Tell how many lines in the data below hold the string "likes"; give nothing but the number.

═════ Material to process ═════

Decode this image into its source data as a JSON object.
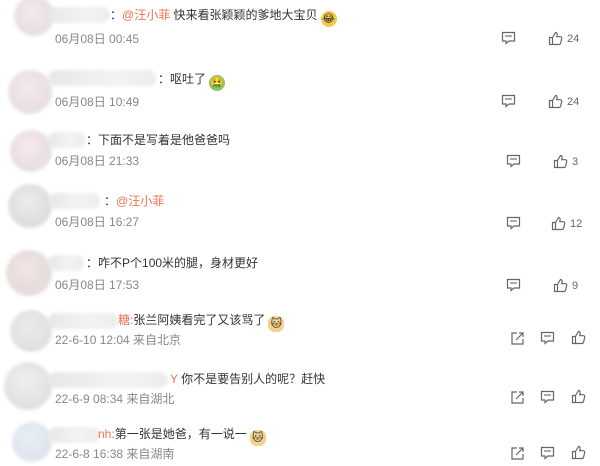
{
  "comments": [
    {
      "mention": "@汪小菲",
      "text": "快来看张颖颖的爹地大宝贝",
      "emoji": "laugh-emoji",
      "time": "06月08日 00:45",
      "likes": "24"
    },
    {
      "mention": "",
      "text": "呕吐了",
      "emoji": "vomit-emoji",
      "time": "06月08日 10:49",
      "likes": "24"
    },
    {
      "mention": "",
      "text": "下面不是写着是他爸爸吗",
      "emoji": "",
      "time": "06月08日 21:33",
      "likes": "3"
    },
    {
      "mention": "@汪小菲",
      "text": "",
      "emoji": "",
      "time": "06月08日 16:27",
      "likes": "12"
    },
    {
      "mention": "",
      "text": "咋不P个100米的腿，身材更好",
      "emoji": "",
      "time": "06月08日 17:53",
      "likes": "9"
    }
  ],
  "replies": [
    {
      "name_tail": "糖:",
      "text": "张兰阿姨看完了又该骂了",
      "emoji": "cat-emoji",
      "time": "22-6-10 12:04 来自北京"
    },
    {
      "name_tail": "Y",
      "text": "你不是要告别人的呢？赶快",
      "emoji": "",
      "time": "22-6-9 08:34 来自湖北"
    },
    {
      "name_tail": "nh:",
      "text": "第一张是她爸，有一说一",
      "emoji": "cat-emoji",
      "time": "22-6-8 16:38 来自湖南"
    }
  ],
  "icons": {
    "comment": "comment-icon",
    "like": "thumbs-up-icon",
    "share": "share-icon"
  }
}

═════

* [Solution to the problem]:
5